The Filling

– 2 1/2 to 3 blocks Philly cream cheese (full cream, rather than diet.)

– 1/2 can Condensed milk.

– 1/2 tub cooking cream (or regular).

– 1 cup white sugar (more or less depending on your tasting of the wet mix).

– Some Vanilla (a generous serve from the syrup, or a bit of care not to overdo it with the liquid version.)

– 2 lemons (About 10mm of lemon juice in the bottom of the plastic squeeze juicer. Depends on the type of lemon for how much juice. We recommend the fresher tasting Lisbon lemons that are the larger sized lemons. You may opt to use limes instead. Be generous.)

– Tablespoon of Lyle’s Golden Syrup (This is the British brand. It is more toffee like in flavour than the harsher CSR syrup. Do not overdo the amount, as it is a strong flavour and may dominate. CSR will work.)

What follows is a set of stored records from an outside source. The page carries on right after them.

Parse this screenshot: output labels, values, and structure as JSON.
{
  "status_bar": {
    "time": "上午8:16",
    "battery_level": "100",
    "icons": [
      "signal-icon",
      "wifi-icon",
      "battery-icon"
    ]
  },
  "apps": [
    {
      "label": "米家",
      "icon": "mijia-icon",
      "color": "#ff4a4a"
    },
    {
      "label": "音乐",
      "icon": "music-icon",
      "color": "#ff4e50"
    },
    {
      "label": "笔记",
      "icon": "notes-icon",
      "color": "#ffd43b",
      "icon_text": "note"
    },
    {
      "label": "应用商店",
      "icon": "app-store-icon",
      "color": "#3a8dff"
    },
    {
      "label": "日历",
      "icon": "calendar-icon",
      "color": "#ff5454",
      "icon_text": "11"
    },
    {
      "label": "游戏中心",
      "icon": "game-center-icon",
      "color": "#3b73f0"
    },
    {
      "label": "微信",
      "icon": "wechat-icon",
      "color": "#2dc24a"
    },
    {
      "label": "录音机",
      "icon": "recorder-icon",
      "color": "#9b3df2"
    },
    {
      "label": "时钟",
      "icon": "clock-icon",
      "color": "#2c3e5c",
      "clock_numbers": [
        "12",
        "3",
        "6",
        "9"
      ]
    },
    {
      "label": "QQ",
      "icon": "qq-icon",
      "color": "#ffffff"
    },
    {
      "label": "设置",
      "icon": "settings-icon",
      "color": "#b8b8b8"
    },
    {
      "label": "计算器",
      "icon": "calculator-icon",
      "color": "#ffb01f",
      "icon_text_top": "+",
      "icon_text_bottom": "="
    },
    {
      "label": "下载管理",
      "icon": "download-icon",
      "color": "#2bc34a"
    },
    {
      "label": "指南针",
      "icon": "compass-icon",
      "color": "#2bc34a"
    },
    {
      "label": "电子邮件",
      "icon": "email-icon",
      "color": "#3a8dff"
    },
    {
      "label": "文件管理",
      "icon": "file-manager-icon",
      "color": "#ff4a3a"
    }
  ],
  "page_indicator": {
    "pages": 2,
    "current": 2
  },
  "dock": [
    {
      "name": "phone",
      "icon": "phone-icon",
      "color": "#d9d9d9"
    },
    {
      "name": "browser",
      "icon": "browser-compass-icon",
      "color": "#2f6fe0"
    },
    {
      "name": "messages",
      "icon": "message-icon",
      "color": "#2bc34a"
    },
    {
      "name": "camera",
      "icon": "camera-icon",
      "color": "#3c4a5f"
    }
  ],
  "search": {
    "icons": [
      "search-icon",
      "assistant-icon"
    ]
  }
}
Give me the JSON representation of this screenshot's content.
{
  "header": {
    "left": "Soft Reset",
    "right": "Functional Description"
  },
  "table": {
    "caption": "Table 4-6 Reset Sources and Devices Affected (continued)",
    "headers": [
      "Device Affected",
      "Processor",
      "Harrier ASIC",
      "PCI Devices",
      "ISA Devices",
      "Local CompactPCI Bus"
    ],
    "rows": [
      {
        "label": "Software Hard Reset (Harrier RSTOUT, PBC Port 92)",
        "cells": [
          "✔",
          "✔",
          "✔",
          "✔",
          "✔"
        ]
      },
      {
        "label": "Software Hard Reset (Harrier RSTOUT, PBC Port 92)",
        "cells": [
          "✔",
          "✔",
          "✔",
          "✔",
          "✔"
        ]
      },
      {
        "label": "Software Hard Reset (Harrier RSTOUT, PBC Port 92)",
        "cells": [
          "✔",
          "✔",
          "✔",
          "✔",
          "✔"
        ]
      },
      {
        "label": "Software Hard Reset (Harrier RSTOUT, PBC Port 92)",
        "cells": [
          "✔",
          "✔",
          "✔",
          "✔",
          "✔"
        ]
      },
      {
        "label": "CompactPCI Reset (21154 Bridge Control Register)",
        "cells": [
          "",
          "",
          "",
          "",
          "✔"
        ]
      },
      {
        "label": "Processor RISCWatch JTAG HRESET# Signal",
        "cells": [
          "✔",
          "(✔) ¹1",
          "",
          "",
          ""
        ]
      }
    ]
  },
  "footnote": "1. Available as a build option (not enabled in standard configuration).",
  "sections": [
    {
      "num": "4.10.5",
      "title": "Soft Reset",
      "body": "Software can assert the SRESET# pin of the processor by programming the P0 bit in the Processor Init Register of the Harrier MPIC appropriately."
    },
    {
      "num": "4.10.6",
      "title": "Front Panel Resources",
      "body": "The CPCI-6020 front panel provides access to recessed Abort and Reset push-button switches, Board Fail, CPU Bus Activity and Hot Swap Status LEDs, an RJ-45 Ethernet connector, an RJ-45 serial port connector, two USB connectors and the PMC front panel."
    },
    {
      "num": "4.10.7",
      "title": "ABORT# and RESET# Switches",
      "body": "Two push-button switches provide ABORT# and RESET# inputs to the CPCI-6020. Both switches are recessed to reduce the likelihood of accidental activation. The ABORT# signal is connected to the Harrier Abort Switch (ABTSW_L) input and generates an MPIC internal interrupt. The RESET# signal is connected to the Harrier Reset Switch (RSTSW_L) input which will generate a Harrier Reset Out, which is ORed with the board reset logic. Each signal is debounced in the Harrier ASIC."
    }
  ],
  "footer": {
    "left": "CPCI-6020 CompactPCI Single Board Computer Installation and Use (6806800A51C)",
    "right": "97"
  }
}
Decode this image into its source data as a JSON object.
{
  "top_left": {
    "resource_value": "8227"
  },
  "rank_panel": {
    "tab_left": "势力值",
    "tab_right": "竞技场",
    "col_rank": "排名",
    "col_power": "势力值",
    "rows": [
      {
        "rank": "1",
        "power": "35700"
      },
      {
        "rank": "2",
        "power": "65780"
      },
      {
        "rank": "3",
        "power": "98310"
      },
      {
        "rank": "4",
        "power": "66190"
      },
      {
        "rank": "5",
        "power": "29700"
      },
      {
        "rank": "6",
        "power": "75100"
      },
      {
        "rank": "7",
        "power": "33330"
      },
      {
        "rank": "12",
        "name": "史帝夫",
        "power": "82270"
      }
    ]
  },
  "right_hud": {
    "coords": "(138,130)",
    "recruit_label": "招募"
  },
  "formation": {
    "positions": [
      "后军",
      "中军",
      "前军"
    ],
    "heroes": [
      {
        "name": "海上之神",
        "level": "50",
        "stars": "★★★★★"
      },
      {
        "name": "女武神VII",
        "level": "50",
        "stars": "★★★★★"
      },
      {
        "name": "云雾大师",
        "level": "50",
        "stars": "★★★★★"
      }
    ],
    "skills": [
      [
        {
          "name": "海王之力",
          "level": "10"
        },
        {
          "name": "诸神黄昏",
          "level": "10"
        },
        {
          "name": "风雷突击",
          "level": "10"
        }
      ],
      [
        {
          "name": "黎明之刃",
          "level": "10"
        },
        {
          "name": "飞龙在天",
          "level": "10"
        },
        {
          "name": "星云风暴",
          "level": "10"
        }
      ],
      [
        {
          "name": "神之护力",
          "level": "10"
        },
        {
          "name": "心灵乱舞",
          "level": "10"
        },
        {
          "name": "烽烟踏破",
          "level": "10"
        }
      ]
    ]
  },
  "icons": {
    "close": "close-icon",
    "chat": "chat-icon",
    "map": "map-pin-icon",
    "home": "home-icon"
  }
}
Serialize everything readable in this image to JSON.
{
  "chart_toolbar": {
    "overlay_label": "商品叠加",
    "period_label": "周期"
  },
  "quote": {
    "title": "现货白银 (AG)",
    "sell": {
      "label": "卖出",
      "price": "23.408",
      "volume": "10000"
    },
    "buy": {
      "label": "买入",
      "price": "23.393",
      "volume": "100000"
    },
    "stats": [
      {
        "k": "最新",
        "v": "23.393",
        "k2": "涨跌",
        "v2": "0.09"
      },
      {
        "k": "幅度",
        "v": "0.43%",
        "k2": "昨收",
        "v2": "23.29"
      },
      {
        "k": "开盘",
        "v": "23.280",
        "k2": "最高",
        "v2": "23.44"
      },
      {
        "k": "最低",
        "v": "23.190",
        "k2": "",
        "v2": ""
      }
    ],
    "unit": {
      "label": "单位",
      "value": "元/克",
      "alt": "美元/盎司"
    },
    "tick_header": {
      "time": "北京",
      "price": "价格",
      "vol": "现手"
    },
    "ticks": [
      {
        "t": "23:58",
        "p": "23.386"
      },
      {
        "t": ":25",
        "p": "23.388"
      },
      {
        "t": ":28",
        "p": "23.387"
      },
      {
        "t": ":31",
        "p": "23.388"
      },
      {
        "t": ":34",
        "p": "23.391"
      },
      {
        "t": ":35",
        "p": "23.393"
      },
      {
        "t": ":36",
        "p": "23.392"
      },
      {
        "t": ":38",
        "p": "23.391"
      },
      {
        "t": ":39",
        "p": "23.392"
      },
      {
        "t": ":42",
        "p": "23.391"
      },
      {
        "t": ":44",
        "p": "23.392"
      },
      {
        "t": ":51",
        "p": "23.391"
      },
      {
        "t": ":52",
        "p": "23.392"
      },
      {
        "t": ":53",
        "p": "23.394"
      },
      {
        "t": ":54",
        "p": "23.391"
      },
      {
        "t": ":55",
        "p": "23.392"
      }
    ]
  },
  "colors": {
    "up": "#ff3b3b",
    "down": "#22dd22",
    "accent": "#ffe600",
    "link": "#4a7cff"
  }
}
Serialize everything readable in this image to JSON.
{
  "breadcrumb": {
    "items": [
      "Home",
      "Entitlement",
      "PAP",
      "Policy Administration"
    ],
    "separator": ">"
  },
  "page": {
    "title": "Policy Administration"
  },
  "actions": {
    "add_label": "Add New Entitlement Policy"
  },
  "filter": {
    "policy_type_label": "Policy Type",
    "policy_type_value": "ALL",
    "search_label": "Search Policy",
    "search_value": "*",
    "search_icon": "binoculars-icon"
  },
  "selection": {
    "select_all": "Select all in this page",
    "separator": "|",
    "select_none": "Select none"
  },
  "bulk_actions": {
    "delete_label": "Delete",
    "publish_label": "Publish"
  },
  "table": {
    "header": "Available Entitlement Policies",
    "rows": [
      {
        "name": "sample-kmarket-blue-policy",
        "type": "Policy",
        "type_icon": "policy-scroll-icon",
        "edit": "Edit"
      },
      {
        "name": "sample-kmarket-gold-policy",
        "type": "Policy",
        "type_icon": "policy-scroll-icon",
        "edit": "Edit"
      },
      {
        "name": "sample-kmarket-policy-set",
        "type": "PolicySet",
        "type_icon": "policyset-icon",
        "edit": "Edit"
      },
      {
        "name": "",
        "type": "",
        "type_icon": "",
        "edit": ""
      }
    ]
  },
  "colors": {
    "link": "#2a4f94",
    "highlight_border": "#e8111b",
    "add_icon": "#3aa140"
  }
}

– 2 to 3 eggs. (If using a larger container, use the 3.)


Melt the Philly in the microwave, 30 seconds at a time, while forking the cheese after each go, to smooth it up enough to work with.

Use a hand blender to remove the bumps in the cheese.

Add the above ingredients, except flour. Use a hand mixer, like the Sunbeam, to mix well. Measurements are approximate.

Add some white flour, (we use organic, or “00”, but any will do) by a generous sprinkling on top. The mixer will blend this in. Mix for a while.

Pour the contents into the tin, and level out. You may pour to the top, or just under. Either way, the cake will rise about 5mm or more.

The oven must be pre-heated. Place the tin in at 170 to 180 degrees Celsius.

After baking, let cool for several minutes before using a knife to carefully separate the cake from the sizes of the tin.

Cool for up to an hour, or a bit less, before adding cream and toppings.


Topping – Chantilly Cream, Chocolate, and Fruit.

Whip a full bucket of quality cream. With the cream, add a little vanilla, and a generous portion of soft icing sugar. Do not overly whip the cream. It can be slightly under a full firm mix. Vary the amount of sugar to your taste.

Use a spatula or larger spoon to spread the cream on top. You can spread a little around the upper edge to cover over the edge of the cake.

Add your own style of choc chips, or buttons, etc. along with any fruit you think will work. It is nice to have a mix depending on the availability.

You may drizzle passion fruit over the cream for another variation.

It is also nice to get some pieces of rich cooking chocolate, melt them gently, and pour over the cream, then use the spatula to spread the chocolate. This will be a very fine layer, and would best be left as the final topping, perhaps with a limited arrangement of white choc chips on top. The chocolate will shine, so it looks great, and can be served with fruit on the side of the dish. We use Max Brenner chocolate, just a couple of large pieces, as it spreads very well with a spatula, and is strong. Or, you can drizzle the chocolate, and put the fruit on top as normal.

Set in the fridge overnight. We put a sheet of wax paper gently over the top to protect it.

You may like to sprinkle the fruit top with icing sugar before serving.